Adam Jones (Bradley Cooper) is a chef who destroyed his career with drugs and diva behavior. He cleans up and returns to London, determined to redeem himself by spearheading a top restaurant that can gain three Michelin stars.
A widower whose book about coping with loss turns him into a best-selling self-help guru, falls for the hotel florist where his seminar is given, only to learn that he hasn't yet truly confronted his wife's passing.
A washed up singer is given a couple days to compose a chart-topping hit for an aspiring teen sensation. Though he's never written a decent lyric in his life, he sparks with an offbeat younger woman with a flair for words.
A master chef, Kate, lives her life like she runs the kitchen at upscale 22 Bleecker Restaurant in Manhattan--with a no-nonsense intensity that both captivates and intimidates everyone around her. With breathtaking precision, she powers through each hectic shift, coordinating hundreds of meals, preparing delicate sauces, seasoning and simmering each dish to absolute perfection.Written by
Philip Glass: The film's score composer can be seen sitting at an outdoor table at the Bistro near the end of the film. See more »
The restaurant is supposed to be at 22 Bleecker , and at the corner of Bleecker and Charles street . But there is no restaurant at that address (the Sheen Center is located at 18 Bleecker ; the next address is 26 Bleecker) , and the corner of Bleecker and Charles street is nowhere near 22 Bleecker (368 Bleecker is more likely) . See more »
What are we going to do about work?
What we always do. You tell me what to do and then I'll go behind your back and do whatever I want.
See more »
"There is no spectacle on earth more appealing than that of a beautiful woman in the act of cooking dinner for someone she loves." Thomas Wolfe
Ratatouille renewed my appetite for food movies, just as Babette's Feast whetted it almost 20 years ago. No Reservations reminds me that even a well-intentioned food movie can be poorly served. Yuck, it's like looking at beautifully-appointed wax fruit; Look too closely and you'll not eat it. If you do eat, you'll regret.
I regret that the beautifully put together Catherine Zeta Jones as Chef Kate at a trendy eatery on Bleeker St. cannot generate half the soul a little animated rat does when he tosses a garlic in a stew. When she puts truffles in a quail sauce, it's like an inept carpenter destroying your cherry cabinet with one blow: You just know he is in the wrong profession. Granted, Zeta-Jones's Kate has the maudlin ingredient cooked right into the plother sister killed in an auto accident, her niece becoming her ward, the music tinkling when they look at the family photos and swelling when they do "crazy" things together to create the elusive bond.
All I took away from this tear-jerking rom-com was a desire to go home and cook my favorite pasta combination; Aaron Eckhart's sous-chef Nick inspired me with his combination.
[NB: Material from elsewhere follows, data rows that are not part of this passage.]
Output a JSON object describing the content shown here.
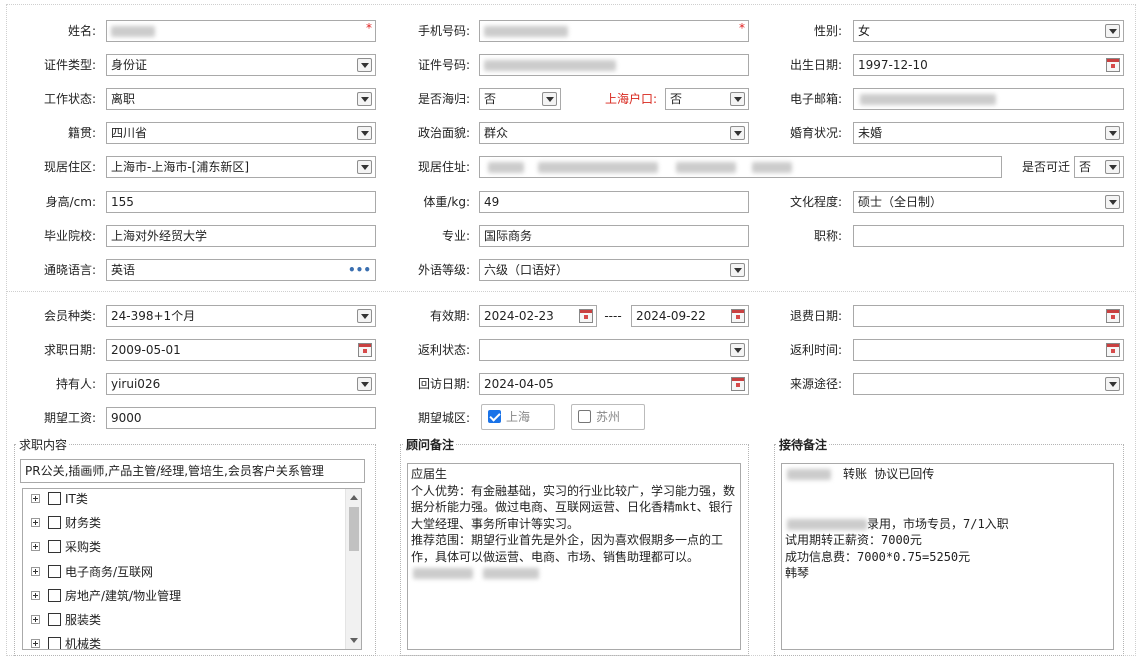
{
  "personal": {
    "name_label": "姓名:",
    "phone_label": "手机号码:",
    "gender_label": "性别:",
    "gender_value": "女",
    "idtype_label": "证件类型:",
    "idtype_value": "身份证",
    "idno_label": "证件号码:",
    "birth_label": "出生日期:",
    "birth_value": "1997-12-10",
    "workstatus_label": "工作状态:",
    "workstatus_value": "离职",
    "returnee_label": "是否海归:",
    "returnee_value": "否",
    "hukou_label": "上海户口:",
    "hukou_value": "否",
    "email_label": "电子邮箱:",
    "native_label": "籍贯:",
    "native_value": "四川省",
    "political_label": "政治面貌:",
    "political_value": "群众",
    "marital_label": "婚育状况:",
    "marital_value": "未婚",
    "residence_label": "现居住区:",
    "residence_value": "上海市-上海市-[浦东新区]",
    "address_label": "现居住址:",
    "relocate_label": "是否可迁",
    "relocate_value": "否",
    "height_label": "身高/cm:",
    "height_value": "155",
    "weight_label": "体重/kg:",
    "weight_value": "49",
    "education_label": "文化程度:",
    "education_value": "硕士（全日制）",
    "school_label": "毕业院校:",
    "school_value": "上海对外经贸大学",
    "major_label": "专业:",
    "major_value": "国际商务",
    "title_label": "职称:",
    "title_value": "",
    "language_label": "通晓语言:",
    "language_value": "英语",
    "language_more": "•••",
    "langlevel_label": "外语等级:",
    "langlevel_value": "六级（口语好）",
    "required_mark": "*"
  },
  "membership": {
    "type_label": "会员种类:",
    "type_value": "24-398+1个月",
    "valid_label": "有效期:",
    "valid_from": "2024-02-23",
    "valid_sep": "----",
    "valid_to": "2024-09-22",
    "refund_label": "退费日期:",
    "refund_value": "",
    "jobdate_label": "求职日期:",
    "jobdate_value": "2009-05-01",
    "rebate_label": "返利状态:",
    "rebate_value": "",
    "rebatetime_label": "返利时间:",
    "rebatetime_value": "",
    "holder_label": "持有人:",
    "holder_value": "yirui026",
    "revisit_label": "回访日期:",
    "revisit_value": "2024-04-05",
    "source_label": "来源途径:",
    "source_value": "",
    "salary_label": "期望工资:",
    "salary_value": "9000",
    "city_label": "期望城区:",
    "city_shanghai": "上海",
    "city_suzhou": "苏州",
    "city_shanghai_checked": true,
    "city_suzhou_checked": false
  },
  "job_content": {
    "legend": "求职内容",
    "summary": "PR公关,插画师,产品主管/经理,管培生,会员客户关系管理",
    "tree": [
      {
        "label": "IT类"
      },
      {
        "label": "财务类"
      },
      {
        "label": "采购类"
      },
      {
        "label": "电子商务/互联网"
      },
      {
        "label": "房地产/建筑/物业管理"
      },
      {
        "label": "服装类"
      },
      {
        "label": "机械类"
      }
    ]
  },
  "advisor_notes": {
    "legend": "顾问备注",
    "lines": [
      "应届生",
      "个人优势：有金融基础，实习的行业比较广，学习能力强，数据分析能力强。做过电商、互联网运营、日化香精mkt、银行大堂经理、事务所审计等实习。",
      "推荐范围：期望行业首先是外企，因为喜欢假期多一点的工作，具体可以做运营、电商、市场、销售助理都可以。"
    ]
  },
  "reception_notes": {
    "legend": "接待备注",
    "line1": "转账 协议已回传",
    "line2": "录用，市场专员，7/1入职",
    "line3": "试用期转正薪资：7000元",
    "line4": "成功信息费：7000*0.75=5250元",
    "line5": "韩琴"
  },
  "colors": {
    "accent_red": "#d8261c",
    "checkbox_blue": "#1a73e8",
    "border": "#a9a9a9"
  }
}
But in the end, I laughed little (cooking cute is a tough assignment), was annoyed at the well-worn plot (Would Kate and Nick fall in love, she the crusty chef, he the canoodling cook?), and just wanted to get the bill and go.
As you can tell, I have plenty of reservations about No Reservations. See what I mean: You knew I'd try to be critic cute with that title. What fun can it be to know what's going to happen?
6 of 12 people found this review helpful.
Was this review helpful to you?
| Report this